An exact copy of all the entries is what is needed here.

------ Information provided

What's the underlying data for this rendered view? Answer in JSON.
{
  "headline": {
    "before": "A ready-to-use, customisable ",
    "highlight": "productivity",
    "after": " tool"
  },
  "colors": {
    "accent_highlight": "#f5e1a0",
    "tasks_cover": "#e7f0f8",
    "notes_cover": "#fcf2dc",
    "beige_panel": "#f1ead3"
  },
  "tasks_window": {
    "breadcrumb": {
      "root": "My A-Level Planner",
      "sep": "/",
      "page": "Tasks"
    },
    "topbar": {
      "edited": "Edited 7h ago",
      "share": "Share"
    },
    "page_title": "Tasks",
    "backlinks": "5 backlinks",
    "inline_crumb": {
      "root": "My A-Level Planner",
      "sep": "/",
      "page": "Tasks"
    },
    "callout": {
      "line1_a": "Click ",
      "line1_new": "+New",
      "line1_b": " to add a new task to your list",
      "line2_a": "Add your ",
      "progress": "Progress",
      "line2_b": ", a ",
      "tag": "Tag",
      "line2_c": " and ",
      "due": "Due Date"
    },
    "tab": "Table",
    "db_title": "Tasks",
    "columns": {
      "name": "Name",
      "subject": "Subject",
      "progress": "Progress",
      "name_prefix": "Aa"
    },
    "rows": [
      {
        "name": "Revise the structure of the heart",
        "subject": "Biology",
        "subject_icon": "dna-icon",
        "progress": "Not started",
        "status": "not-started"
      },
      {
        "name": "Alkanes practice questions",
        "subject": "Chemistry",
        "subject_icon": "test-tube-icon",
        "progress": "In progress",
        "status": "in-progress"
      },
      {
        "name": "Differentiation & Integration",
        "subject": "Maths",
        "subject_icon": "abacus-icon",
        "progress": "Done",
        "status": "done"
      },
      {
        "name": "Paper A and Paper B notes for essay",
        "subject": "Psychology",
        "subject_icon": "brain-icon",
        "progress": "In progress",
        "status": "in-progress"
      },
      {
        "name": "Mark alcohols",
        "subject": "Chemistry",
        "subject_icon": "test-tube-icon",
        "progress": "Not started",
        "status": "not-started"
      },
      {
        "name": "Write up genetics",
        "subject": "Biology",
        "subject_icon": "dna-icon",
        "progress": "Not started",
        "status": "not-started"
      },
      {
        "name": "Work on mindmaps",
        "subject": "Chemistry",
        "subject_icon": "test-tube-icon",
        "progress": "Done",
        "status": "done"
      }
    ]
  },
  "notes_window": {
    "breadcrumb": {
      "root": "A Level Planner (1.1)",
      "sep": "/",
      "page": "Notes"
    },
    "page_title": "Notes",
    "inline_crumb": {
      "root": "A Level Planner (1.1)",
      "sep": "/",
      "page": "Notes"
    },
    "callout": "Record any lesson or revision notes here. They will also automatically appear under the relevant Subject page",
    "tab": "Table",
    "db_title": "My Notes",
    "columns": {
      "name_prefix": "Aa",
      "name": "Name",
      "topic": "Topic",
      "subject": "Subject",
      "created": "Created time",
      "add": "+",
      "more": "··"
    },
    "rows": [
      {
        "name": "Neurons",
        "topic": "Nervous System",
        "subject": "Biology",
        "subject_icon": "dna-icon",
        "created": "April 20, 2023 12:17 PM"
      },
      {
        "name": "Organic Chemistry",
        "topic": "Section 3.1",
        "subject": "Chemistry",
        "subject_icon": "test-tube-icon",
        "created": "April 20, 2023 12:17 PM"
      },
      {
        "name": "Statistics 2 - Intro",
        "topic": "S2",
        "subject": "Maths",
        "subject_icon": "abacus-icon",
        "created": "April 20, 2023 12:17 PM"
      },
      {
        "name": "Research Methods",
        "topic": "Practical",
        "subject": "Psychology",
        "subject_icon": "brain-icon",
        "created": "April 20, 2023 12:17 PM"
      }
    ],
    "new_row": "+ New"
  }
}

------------

Reply to the task
What's the underlying data for this rendered view? Answer in JSON.
{
  "headline": {
    "before": "A ready-to-use, customisable ",
    "highlight": "productivity",
    "after": " tool"
  },
  "colors": {
    "accent_highlight": "#f5e1a0",
    "tasks_cover": "#e7f0f8",
    "notes_cover": "#fcf2dc",
    "beige_panel": "#f1ead3"
  },
  "tasks_window": {
    "breadcrumb": {
      "root": "My A-Level Planner",
      "sep": "/",
      "page": "Tasks"
    },
    "topbar": {
      "edited": "Edited 7h ago",
      "share": "Share"
    },
    "page_title": "Tasks",
    "backlinks": "5 backlinks",
    "inline_crumb": {
      "root": "My A-Level Planner",
      "sep": "/",
      "page": "Tasks"
    },
    "callout": {
      "line1_a": "Click ",
      "line1_new": "+New",
      "line1_b": " to add a new task to your list",
      "line2_a": "Add your ",
      "progress": "Progress",
      "line2_b": ", a ",
      "tag": "Tag",
      "line2_c": " and ",
      "due": "Due Date"
    },
    "tab": "Table",
    "db_title": "Tasks",
    "columns": {
      "name": "Name",
      "subject": "Subject",
      "progress": "Progress",
      "name_prefix": "Aa"
    },
    "rows": [
      {
        "name": "Revise the structure of the heart",
        "subject": "Biology",
        "subject_icon": "dna-icon",
        "progress": "Not started",
        "status": "not-started"
      },
      {
        "name": "Alkanes practice questions",
        "subject": "Chemistry",
        "subject_icon": "test-tube-icon",
        "progress": "In progress",
        "status": "in-progress"
      },
      {
        "name": "Differentiation & Integration",
        "subject": "Maths",
        "subject_icon": "abacus-icon",
        "progress": "Done",
        "status": "done"
      },
      {
        "name": "Paper A and Paper B notes for essay",
        "subject": "Psychology",
        "subject_icon": "brain-icon",
        "progress": "In progress",
        "status": "in-progress"
      },
      {
        "name": "Mark alcohols",
        "subject": "Chemistry",
        "subject_icon": "test-tube-icon",
        "progress": "Not started",
        "status": "not-started"
      },
      {
        "name": "Write up genetics",
        "subject": "Biology",
        "subject_icon": "dna-icon",
        "progress": "Not started",
        "status": "not-started"
      },
      {
        "name": "Work on mindmaps",
        "subject": "Chemistry",
        "subject_icon": "test-tube-icon",
        "progress": "Done",
        "status": "done"
      }
    ]
  },
  "notes_window": {
    "breadcrumb": {
      "root": "A Level Planner (1.1)",
      "sep": "/",
      "page": "Notes"
    },
    "page_title": "Notes",
    "inline_crumb": {
      "root": "A Level Planner (1.1)",
      "sep": "/",
      "page": "Notes"
    },
    "callout": "Record any lesson or revision notes here. They will also automatically appear under the relevant Subject page",
    "tab": "Table",
    "db_title": "My Notes",
    "columns": {
      "name_prefix": "Aa",
      "name": "Name",
      "topic": "Topic",
      "subject": "Subject",
      "created": "Created time",
      "add": "+",
      "more": "··"
    },
    "rows": [
      {
        "name": "Neurons",
        "topic": "Nervous System",
        "subject": "Biology",
        "subject_icon": "dna-icon",
        "created": "April 20, 2023 12:17 PM"
      },
      {
        "name": "Organic Chemistry",
        "topic": "Section 3.1",
        "subject": "Chemistry",
        "subject_icon": "test-tube-icon",
        "created": "April 20, 2023 12:17 PM"
      },
      {
        "name": "Statistics 2 - Intro",
        "topic": "S2",
        "subject": "Maths",
        "subject_icon": "abacus-icon",
        "created": "April 20, 2023 12:17 PM"
      },
      {
        "name": "Research Methods",
        "topic": "Practical",
        "subject": "Psychology",
        "subject_icon": "brain-icon",
        "created": "April 20, 2023 12:17 PM"
      }
    ],
    "new_row": "+ New"
  }
}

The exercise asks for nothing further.